A recent survey by analytics firm comScore and the United Postal Service has revealed that consumers now make 51% of their purchases online. And according to an august.com study, 26% of homeowners receive at least one package every week. As more consumers continue to shop with online retailers, the number of package deliveries will only increase. Not only are consumers able to select two-day or even same-day shipping options thanks to Amazon Prime, the delivery trend has created demand for industries once tied to brick and mortar stores including prepared meals, wardrobe styling, and shaving razors. This has created a particular issue for Condominium Associations as Property Managers and Board Members are left with the question of how to organize this delivery influx.
Package Handling Issues
While new construction developers have designed newer buildings to be better equipped to handle the increase of packages (with larger storage rooms or installation of lockers), older condominium Associations (especially in Chicago) that have had to deal with this have a particular problem as they were built when deliveries were a rarity.
Additionally, Associations are addressing growing concerns of security and package theft. For example, if a person is not available to accept a package, then the delivery person can leave it in a place they deem “secure; a designation assessed differently by each carrier service.
The United States Postal Service has addressed these issues by rolling out new requirements for parcel storage for new construction or remodeling of existing mailrooms.

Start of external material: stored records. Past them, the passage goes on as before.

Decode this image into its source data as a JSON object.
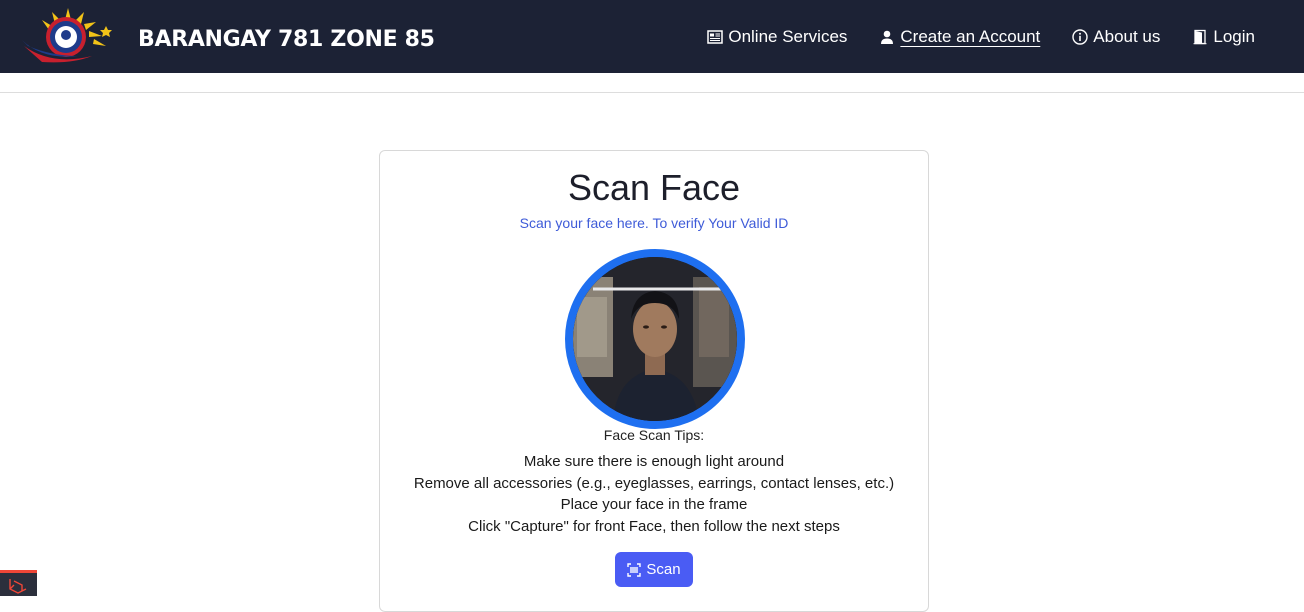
{
  "header": {
    "brand_name": "BARANGAY 781 ZONE 85",
    "nav": [
      {
        "label": "Online Services",
        "icon": "newspaper-icon"
      },
      {
        "label": "Create an Account",
        "icon": "person-icon"
      },
      {
        "label": "About us",
        "icon": "info-icon"
      },
      {
        "label": "Login",
        "icon": "door-icon"
      }
    ]
  },
  "card": {
    "title": "Scan Face",
    "subtitle": "Scan your face here. To verify Your Valid ID",
    "tips_heading": "Face Scan Tips:",
    "tips": [
      "Make sure there is enough light around",
      "Remove all accessories (e.g., eyeglasses, earrings, contact lenses, etc.)",
      "Place your face in the frame",
      "Click \"Capture\" for front Face, then follow the next steps"
    ],
    "scan_button": "Scan"
  },
  "colors": {
    "navbar": "#1c2235",
    "accent": "#4a5cf4",
    "ring": "#1e6ff0",
    "subtitle": "#3e5bd8"
  }
}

“188.8.131.52 Parcel Locker to Customer Compartment Ratio – A minimum of one standard parcel locker shall be provided for every ten customer compartments. For installation sites with less than ten customer compartments, there shall be no mandatory parcel locker requirement, however, it shall be the intent of the Postal Service to strongly encourage the inclusion of a parcel locker”
However, if your Association is not looking to remodel their mailroom anytime soon, there are other options.

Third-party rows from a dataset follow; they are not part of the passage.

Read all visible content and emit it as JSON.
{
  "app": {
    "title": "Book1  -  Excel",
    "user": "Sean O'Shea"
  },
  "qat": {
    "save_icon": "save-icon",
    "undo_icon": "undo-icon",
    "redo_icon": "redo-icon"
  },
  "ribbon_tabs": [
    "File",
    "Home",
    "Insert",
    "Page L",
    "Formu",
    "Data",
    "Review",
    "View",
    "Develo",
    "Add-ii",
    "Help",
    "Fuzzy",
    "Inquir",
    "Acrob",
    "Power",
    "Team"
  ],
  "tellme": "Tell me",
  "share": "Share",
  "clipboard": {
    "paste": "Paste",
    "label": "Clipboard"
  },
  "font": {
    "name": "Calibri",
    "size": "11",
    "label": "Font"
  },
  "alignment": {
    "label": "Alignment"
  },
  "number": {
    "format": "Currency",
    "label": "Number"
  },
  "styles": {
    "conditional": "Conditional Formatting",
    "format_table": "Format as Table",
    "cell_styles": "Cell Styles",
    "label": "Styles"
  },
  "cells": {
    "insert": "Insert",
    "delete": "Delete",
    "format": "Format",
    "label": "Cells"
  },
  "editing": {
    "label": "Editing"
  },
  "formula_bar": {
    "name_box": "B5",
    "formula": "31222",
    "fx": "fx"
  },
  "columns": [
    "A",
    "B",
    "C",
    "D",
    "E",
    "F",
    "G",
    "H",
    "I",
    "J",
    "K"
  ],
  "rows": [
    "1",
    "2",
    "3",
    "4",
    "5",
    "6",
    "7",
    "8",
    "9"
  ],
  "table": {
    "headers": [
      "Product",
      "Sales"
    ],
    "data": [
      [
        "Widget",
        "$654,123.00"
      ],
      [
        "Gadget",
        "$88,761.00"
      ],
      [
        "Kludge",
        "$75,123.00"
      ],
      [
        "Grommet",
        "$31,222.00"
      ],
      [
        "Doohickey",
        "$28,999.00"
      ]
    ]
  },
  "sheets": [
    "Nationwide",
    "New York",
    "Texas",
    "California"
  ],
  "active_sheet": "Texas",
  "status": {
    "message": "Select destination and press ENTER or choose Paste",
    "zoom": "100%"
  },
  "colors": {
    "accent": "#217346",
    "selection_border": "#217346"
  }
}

Package Handling Options
Having a designated front desk or property management staff member accept and store packages at a multi-unit residential building is a common solution. For example, many downtown Chicago buildings have an on-site valet that handle tasks such as laundry service and package delivery. However, as the increase in packages has eaten up a noticeable amount of time front desk employees otherwise would dedicate to other administrative tasks, some Associations have also instituted a package storage fee on a per package basis. Alternatively, some communities have added a flat package delivery fee to the assessments as a “common expense.”

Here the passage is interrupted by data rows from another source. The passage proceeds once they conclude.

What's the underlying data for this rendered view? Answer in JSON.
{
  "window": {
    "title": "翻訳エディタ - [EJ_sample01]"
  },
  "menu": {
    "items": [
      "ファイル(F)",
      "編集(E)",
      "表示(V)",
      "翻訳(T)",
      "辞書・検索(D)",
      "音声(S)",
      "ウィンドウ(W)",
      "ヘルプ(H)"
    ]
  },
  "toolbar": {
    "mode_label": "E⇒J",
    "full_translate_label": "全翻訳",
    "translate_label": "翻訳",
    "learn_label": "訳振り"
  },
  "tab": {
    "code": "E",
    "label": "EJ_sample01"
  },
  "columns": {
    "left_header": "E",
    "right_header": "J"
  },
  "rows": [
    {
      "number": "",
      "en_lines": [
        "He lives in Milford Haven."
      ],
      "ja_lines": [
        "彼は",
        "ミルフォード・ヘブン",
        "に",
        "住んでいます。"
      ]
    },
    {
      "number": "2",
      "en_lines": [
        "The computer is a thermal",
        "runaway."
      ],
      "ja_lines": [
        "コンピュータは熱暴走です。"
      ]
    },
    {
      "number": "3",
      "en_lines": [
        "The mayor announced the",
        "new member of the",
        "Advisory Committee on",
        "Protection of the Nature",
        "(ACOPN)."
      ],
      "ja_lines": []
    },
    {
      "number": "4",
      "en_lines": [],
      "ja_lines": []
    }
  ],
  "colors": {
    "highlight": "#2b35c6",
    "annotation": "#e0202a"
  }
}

The idea of paying an extra fee on top of shipping and handling may not sit well with some residents. It can be hard to explain the necessity of such charges and the Board and/or Property Manager may be faced with the difficult task of explaining the validity of the decision. Communities must evaluate if residents would rather pay an extra fee to ensure the security of their already purchased items or compromise their safe-keeping by simply refusing to pay a small fee.
Package Delivery Services and Technology
It is important to remind residents that there are alternatives if they choose to opt out of the Association’s services.
Doorman is a service that receives deliveries and allows residents to schedule a time for drop-off. UPS Access Points via My Choice gives residents the option to use local businesses as pick-up sites for their packages. Because an increase in packages also means an increase in potential theft, these options are also ideal for a building that does not have an on-site manager or front desk employee to handle deliveries.
If your building does not have a front desk employee or security personnel, there are other ways Associations can provide technological alternatives to having a person on staff to accept and store residents’ packages that also ensures the safety of delivered items.
Delivery management services such as Parcel Pending can be used by multi-unit buildings. These systems typically send an e-mail or text alerting the resident that their package has been delivered and kept safely in lockers installed on the premises. If the resident does not pick up the package within a few days, a fee is charged for the storage. BuildingLink and Verizon Concierge also both give prompt notice when a package has been delivered to building along with other property management benefits.
Association residents do not have to trip over boxes on their way into the building. If your community does not have a package handling policy or would like to review your existing procedures, do not hesitate to contact our law firm. Please call 855-537-0500 or visit Kovitz Shifrin Nesbit online at www.ksnlaw.com.
This article is made available by the lawyer or law firm publisher for educational purposes only as well as to give you general information and a general understanding of the law, not to provide specific legal advice. By reading this article you understand that there is no attorney client relationship between you and the article author. This article should not be used as a substitute for competent legal advice from a licensed professional attorney in your state. © 2018 Kovitz Shifrin Nesbit, A Professional Corporation.